KENFOX IP & Law Office > Our Practice  > Myanmar  > Copyright  > Rights and Protections for Phonogram Producers Under Myanmar’s Copyright Law

Rights and Protections for Phonogram Producers Under Myanmar’s Copyright Law


A producer of a phonogram is entitled to the related rights as per Articles 39, 41, and 42. These articles grant producers exclusive economic rights, ensuring that producers can control and benefit from the use of their phonograms in various ways. The provisions also set forth provisions for equitable remuneration, limitations, and exceptions to these rights, marking a significant consideration for the music industry and related sectors. KENFOX would like to provide below analysis on the rights and protections afforded to producers of phonograms as well as performers, ensuring a comprehensive understanding and practical application of the laws, thereby maximizing the utilization of their legitimate rights.

Exclusive economic rights for producers of phonograms (Article 39)

A producer of a phonogram enjoys 05 types of economic rights as follows:
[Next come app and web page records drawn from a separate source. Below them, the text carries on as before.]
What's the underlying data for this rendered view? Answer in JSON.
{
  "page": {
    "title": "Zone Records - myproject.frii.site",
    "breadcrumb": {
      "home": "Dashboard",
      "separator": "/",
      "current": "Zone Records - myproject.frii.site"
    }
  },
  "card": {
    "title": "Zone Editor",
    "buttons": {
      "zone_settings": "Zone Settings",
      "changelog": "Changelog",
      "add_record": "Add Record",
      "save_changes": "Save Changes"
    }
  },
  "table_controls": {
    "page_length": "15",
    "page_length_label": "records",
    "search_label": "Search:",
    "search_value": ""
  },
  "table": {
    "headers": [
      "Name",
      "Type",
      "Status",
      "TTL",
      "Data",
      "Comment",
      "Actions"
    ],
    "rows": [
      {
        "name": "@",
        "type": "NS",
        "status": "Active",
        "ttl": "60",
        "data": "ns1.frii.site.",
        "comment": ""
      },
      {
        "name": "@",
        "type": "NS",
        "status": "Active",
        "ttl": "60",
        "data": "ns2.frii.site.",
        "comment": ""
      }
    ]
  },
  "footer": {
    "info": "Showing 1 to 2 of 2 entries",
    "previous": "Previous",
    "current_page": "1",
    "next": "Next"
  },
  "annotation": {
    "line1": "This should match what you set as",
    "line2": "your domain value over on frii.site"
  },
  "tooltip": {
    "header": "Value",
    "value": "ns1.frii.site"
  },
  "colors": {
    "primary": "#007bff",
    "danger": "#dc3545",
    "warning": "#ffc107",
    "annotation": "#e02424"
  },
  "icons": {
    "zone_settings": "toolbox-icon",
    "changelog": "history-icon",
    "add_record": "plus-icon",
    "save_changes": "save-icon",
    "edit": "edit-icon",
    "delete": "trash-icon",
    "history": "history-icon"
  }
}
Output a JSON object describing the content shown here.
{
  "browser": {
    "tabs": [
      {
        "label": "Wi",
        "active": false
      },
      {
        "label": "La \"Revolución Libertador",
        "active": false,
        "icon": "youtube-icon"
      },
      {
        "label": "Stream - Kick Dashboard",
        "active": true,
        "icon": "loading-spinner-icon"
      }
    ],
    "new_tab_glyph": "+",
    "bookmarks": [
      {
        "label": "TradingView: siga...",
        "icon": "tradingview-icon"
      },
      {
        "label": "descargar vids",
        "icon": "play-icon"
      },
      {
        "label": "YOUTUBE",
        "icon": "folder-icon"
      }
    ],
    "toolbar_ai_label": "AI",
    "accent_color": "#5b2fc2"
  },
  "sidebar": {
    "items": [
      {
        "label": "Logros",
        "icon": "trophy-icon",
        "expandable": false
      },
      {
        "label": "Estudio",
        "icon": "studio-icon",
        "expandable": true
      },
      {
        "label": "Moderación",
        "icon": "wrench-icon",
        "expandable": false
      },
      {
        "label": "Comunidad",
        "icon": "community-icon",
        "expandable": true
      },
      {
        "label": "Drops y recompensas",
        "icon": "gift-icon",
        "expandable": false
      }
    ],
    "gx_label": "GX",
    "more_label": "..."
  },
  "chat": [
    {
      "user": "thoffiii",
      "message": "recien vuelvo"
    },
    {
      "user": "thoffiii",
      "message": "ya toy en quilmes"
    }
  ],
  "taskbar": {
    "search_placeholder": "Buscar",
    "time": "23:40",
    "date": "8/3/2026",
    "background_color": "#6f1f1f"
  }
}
• Reproduction: Producers have the exclusive right to authorize both direct and indirect reproductions of their phonograms. This control extends to any form the phonogram might be reproduced, reflecting the importance of safeguarding against unauthorized copies that could dilute the value of the original work.

• Importation: This includes the exclusive right to import copies of the phonogram, controlling the distribution channels and combating unauthorized imports.

• Distribution: The right to distribute the original or copies of the phonogram to the public, except for previously sold or ownership-transferred copies, adhering to the principle of exhaustion of rights which limits the control a producer has over a copy once it’s been lawfully sold or transferred. This rights protects the producer’s investment by allowing them to control the market dissemination.

•  Rental: Producers can also control the rental of their phonograms to the public. This right to rental is particularly important in contexts where phonograms are consumed through borrowing rather than purchase, ensuring producers can derive revenue from these transactions.

•  Making available: Producers have rights to make phonograms accessible to the public on-demand. This right addresses the digital environment, allowing producers to control if and how their phonograms are accessible online or through other digital means. This ensures producers can benefit from new forms of distribution and access facilitated by technology.

Limitations and exceptions for producers of phonograms (Article 41)

Provisions on “limitation and exceptions” as provided under Article 41 allow for specific uses of phonograms without the producer’s authorization, thus, producers are not able to enforce his rights in such situations. Permitted uses without authorization include:

•  Reporting current events using short excerpts.

•  Reproduction for scientific research.

•  Reproduction for face-to-face teaching activities.

•  Incorporation into literary or artistic works under specific conditions.

Equitable remuneration for use of phonograms (Article 42)

Article 42 focuses on the conditions under which equitable remuneration is provided to both performers and producers when their phonograms are used.

•  Equitable remuneration: When a phonogram is used for broadcasting, communication to the public, or public performance, the performers and the producer of the phonogram are entitled to equitable remuneration (Article 42.a). This requirement acknowledges the contributions of both performers and producers in creating and distributing the phonogram.

•  The remuneration distribution between performers and the producer: The division of remuneration between performers and producers must be according to agreement. Unless a different agreement exists, the producer is responsible for sharing the compensation with the performers according to set terms and conditions (Article 42.b).. This clause implies the need for clear agreements detailing how remuneration is to be divided, ensuring transparency and fairness in compensating all parties involve.

•  Duration of protection for the right to equitable remuneration: The law protects these rights for 50 years following the year of the phonogram’s publication, or if it has not been published, 50 years from the year of its first fixation. This extended period of protection underscores the enduring value of phonograms as cultural and creative works, ensuring that producers have a substantial timeframe to exploit their economic rights.

•  Ways of making phonograms available to the public: Phonograms made available to the public in such a way that allows access from any place and at any time chosen by the users are treated as if they have been published for commercial purposes. This clause is particularly relevant in the digital age, where music is often accessed through streaming services and other online platforms.

Final thoughts

For producers of phonograms, the related rights provided in Myanmar’s Copyright Law serves as a robust legal framework to protect their creative and financial interests. By understanding and actively managing these rights, producers can maximize their works’ commercial potential while contributing to the vibrant landscape of cultural and creative industries. From the provisions as per Articles 39, 41 and 42,  producers of phonograms should be proactive in managing their rights by:

•  Ensuring clear agreements are in place for the distribution and use of phonograms.

•  Being aware of the scope of their exclusive rights to prevent unauthorized uses.

•  Negotiating equitable remuneration agreements for the commercial use of phonograms.

•  Understanding the exceptions and limitations to these rights to deal with legal use cases effectively.

By Nguyen Vu QUAN

Partner & IP Attorney